TV Review: Parallel Worlds, Parallel Lives
EmptyThis documentary from PBS' "Nova" series is the kind of food that feeds the soul, the intellect and the heart.
Drawing on various disciplines, from music to science to memoir and personal journey, "Parallel Worlds, Parallel Lives" charts the tale of one man in search of the father he never really knew. It's the kind of journey we all take in one way or another, no matter the circumstance, no matter the unique form a journey can take. In that regard, it's a universal story. It's difficult to come away from this hourlong documentary without feeling moved, even changed.
Filmmaker Louis Lockwood points her camera on Mark Oliver Everett, better known as E, the lead singer of the cult band the Eels. Everett embarks on the journey of a lifetime as he seeks out the elements of his father's life. His father was iconoclastic quantum physicist Hugh Everett III, who published his theory of parallel universes more than 50 years ago and whom Scientific American described as "one of the most important scientists of the 20th century." To some, his genius even rivaled that of Albert Einstein, who taught at Princeton when the elder Everett was a graduate student there.
The father's theory in part says that any time we make a decision to take action on something, we create a separate, unique universe from ourselves. The son seeks out the father of this theory, a man who died young without letting his son know who he truly was. The results are startling, highly emotional and seriously thought-provoking.
Lockwood's camera stays close to her subject as he travels the country to find the essence of his father.

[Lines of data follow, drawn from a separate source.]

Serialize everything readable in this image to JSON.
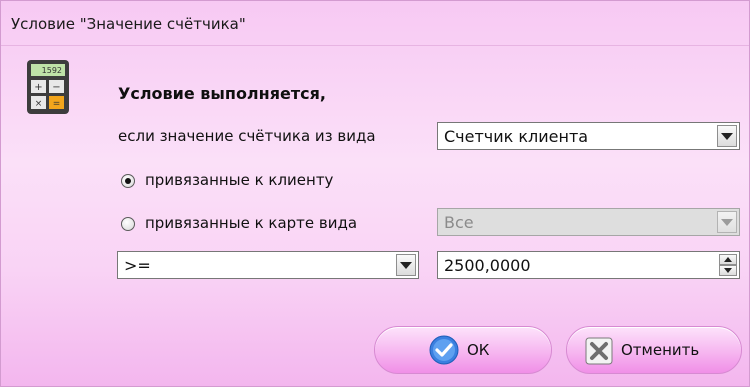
{
  "window": {
    "title": "Условие \"Значение счётчика\""
  },
  "content": {
    "heading": "Условие выполняется,",
    "counter_type_label": "если значение счётчика из вида",
    "counter_type_select": "Счетчик клиента",
    "radio_client_label": "привязанные к клиенту",
    "radio_card_label": "привязанные к карте вида",
    "radio_selected": "client",
    "card_type_select": "Все",
    "operator_select": ">=",
    "value_input": "2500,0000"
  },
  "buttons": {
    "ok_label": "ОК",
    "cancel_label": "Отменить"
  },
  "colors": {
    "window_bg": "#f9d3f5",
    "button_pink": "#f08fe7",
    "ok_icon": "#3a7fe0",
    "cancel_icon": "#6f6f6f"
  }
}
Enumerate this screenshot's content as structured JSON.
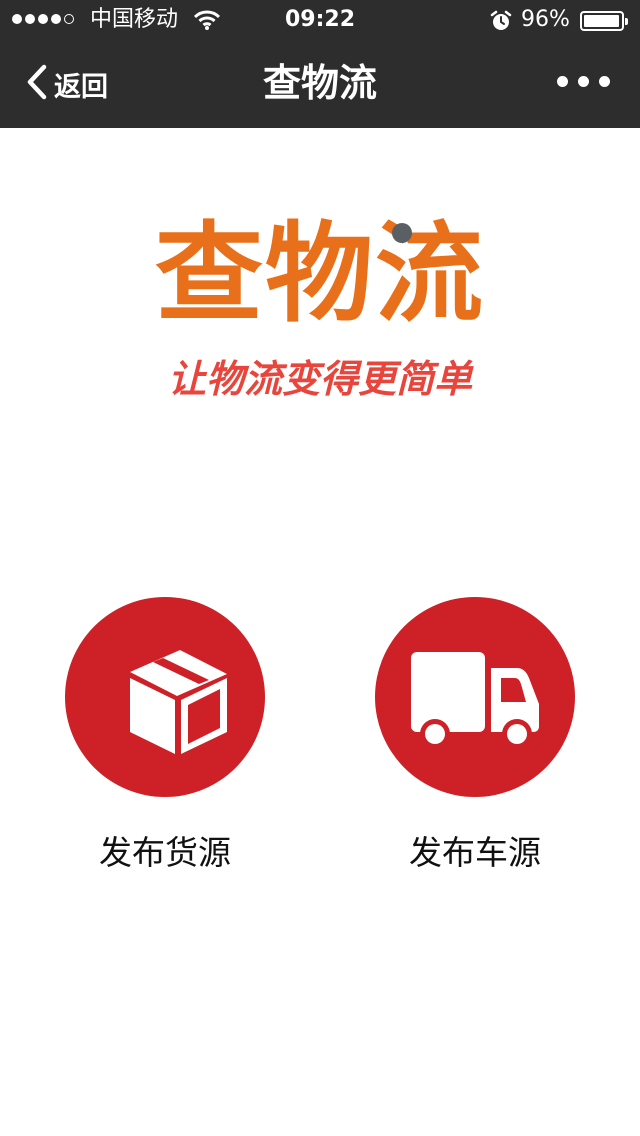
{
  "status_bar": {
    "carrier": "中国移动",
    "time": "09:22",
    "battery_percent": "96%",
    "battery_level": 0.96,
    "signal_bars": 4,
    "signal_max": 5,
    "icons": [
      "signal-dots-icon",
      "wifi-icon",
      "alarm-icon",
      "battery-icon"
    ]
  },
  "nav": {
    "back_label": "返回",
    "title": "查物流",
    "back_icon": "chevron-left-icon",
    "more_icon": "more-dots-icon"
  },
  "logo": {
    "text": "查物流",
    "slogan": "让物流变得更简单"
  },
  "actions": [
    {
      "label": "发布货源",
      "icon": "box-icon"
    },
    {
      "label": "发布车源",
      "icon": "truck-icon"
    }
  ],
  "colors": {
    "bar_background": "#2d2d2d",
    "brand_orange": "#e8701a",
    "slogan_red": "#e8453c",
    "action_red": "#cd2127",
    "page_background": "#ffffff"
  }
}
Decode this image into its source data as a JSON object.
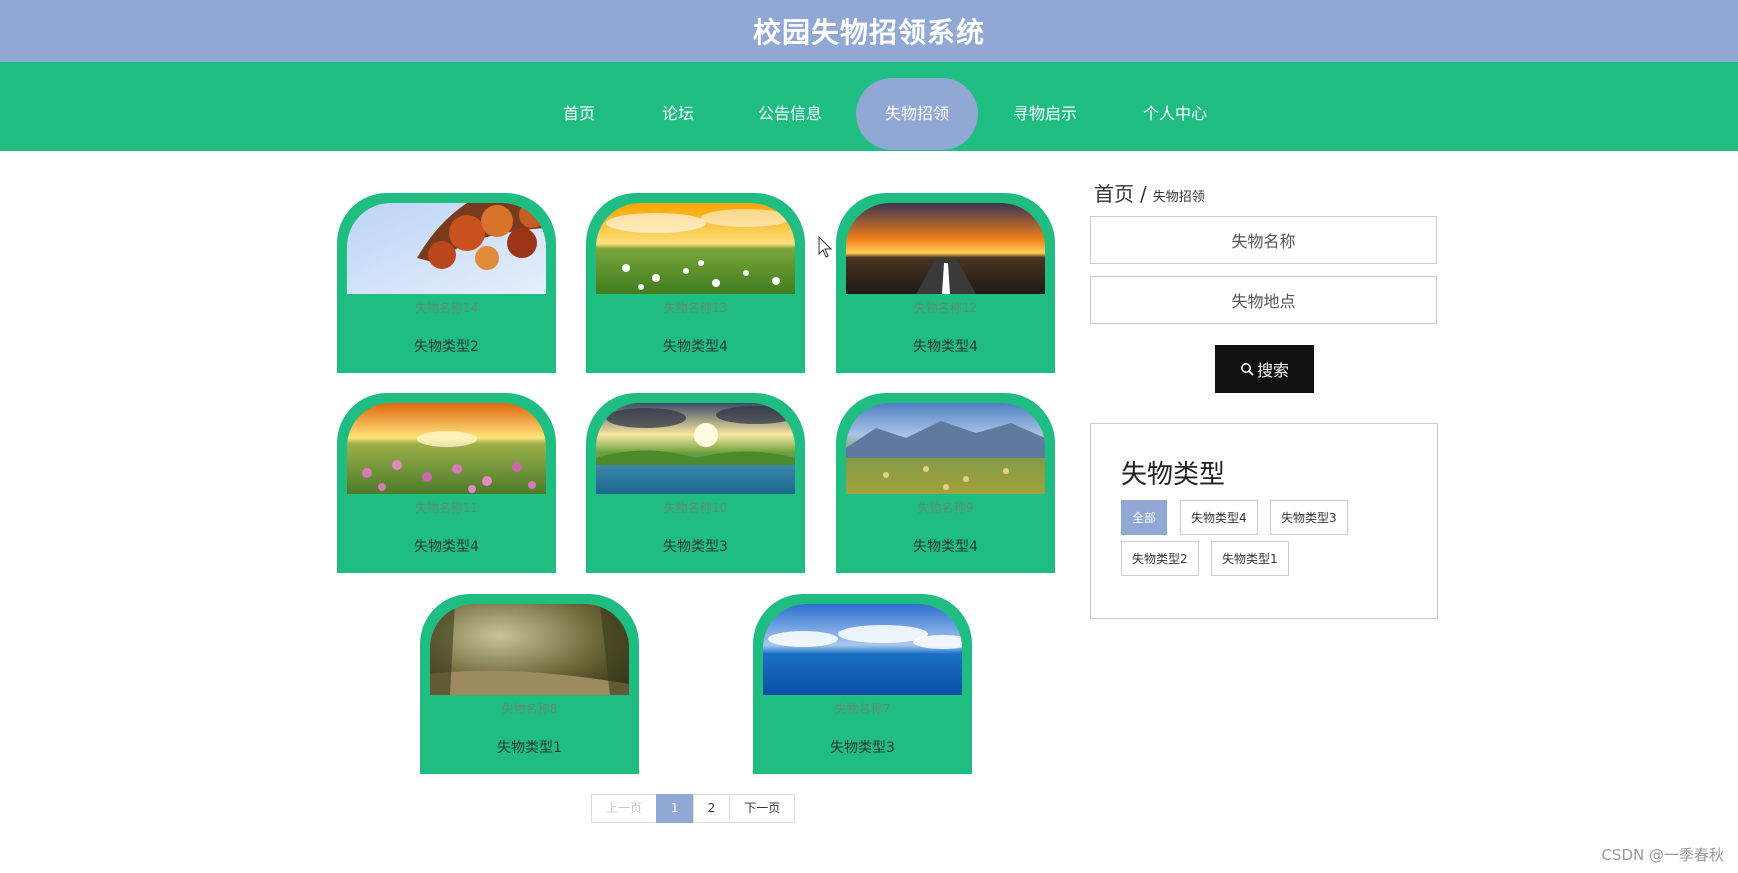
{
  "header": {
    "title": "校园失物招领系统"
  },
  "nav": {
    "items": [
      {
        "label": "首页"
      },
      {
        "label": "论坛"
      },
      {
        "label": "公告信息"
      },
      {
        "label": "失物招领",
        "active": true
      },
      {
        "label": "寻物启示"
      },
      {
        "label": "个人中心"
      }
    ]
  },
  "items": [
    {
      "name": "失物名称14",
      "type": "失物类型2",
      "image": "autumn-leaves"
    },
    {
      "name": "失物名称13",
      "type": "失物类型4",
      "image": "daisy-field-sunset"
    },
    {
      "name": "失物名称12",
      "type": "失物类型4",
      "image": "road-sunset"
    },
    {
      "name": "失物名称11",
      "type": "失物类型4",
      "image": "flower-meadow-sunrise"
    },
    {
      "name": "失物名称10",
      "type": "失物类型3",
      "image": "lake-sunburst"
    },
    {
      "name": "失物名称9",
      "type": "失物类型4",
      "image": "mountain-hay-field"
    },
    {
      "name": "失物名称8",
      "type": "失物类型1",
      "image": "forest-path"
    },
    {
      "name": "失物名称7",
      "type": "失物类型3",
      "image": "blue-sea-sky"
    }
  ],
  "pagination": {
    "prev": "上一页",
    "pages": [
      "1",
      "2"
    ],
    "current": "1",
    "next": "下一页"
  },
  "breadcrumb": {
    "home": "首页",
    "separator": "/",
    "current": "失物招领"
  },
  "search": {
    "name_placeholder": "失物名称",
    "location_placeholder": "失物地点",
    "button_label": "搜索"
  },
  "categories": {
    "title": "失物类型",
    "tags": [
      {
        "label": "全部",
        "active": true
      },
      {
        "label": "失物类型4"
      },
      {
        "label": "失物类型3"
      },
      {
        "label": "失物类型2"
      },
      {
        "label": "失物类型1"
      }
    ]
  },
  "watermark": "CSDN @一季春秋",
  "colors": {
    "header": "#91a7d4",
    "nav": "#20bd82",
    "card": "#20bd82",
    "accent": "#91a7d4",
    "button": "#111111"
  }
}
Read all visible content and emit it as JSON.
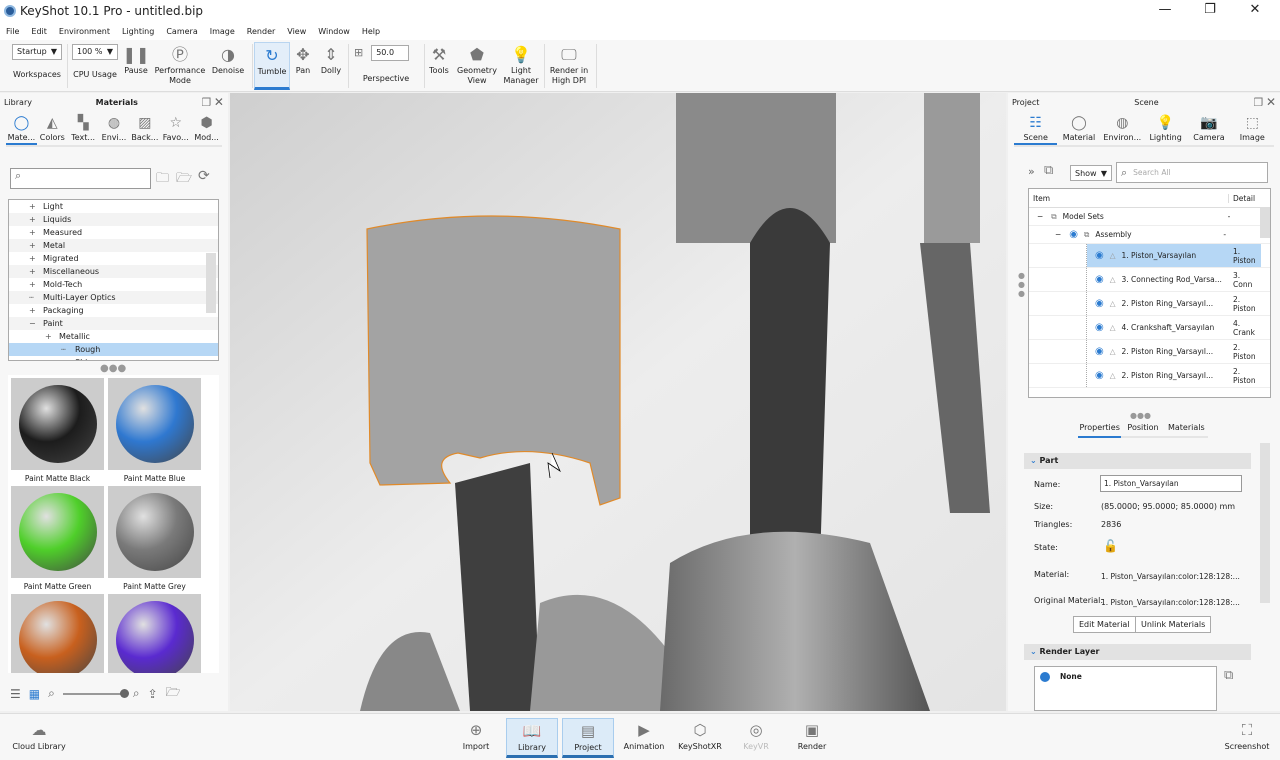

The photography is beautiful, and the story structure is loose and baggy, just the way the viewer (not to mention Everett himself) needs it to be. Who knows what he'll find as he starts out.
Woven into the story's frame is footage of Everett performing his music, each performance, each song uncannily related to the documentary's overall theme: that we live in various universes at once, that we find webs of relations between ourselves, our parents and the larger world around us. The journey here is spiritual, emotionally satisfying and probably much larger than anyone can really imagine.
Production: A WGBH Production
Writer, producer, director: Louise Lockwood
Senior executive producer: Paula S. Apsell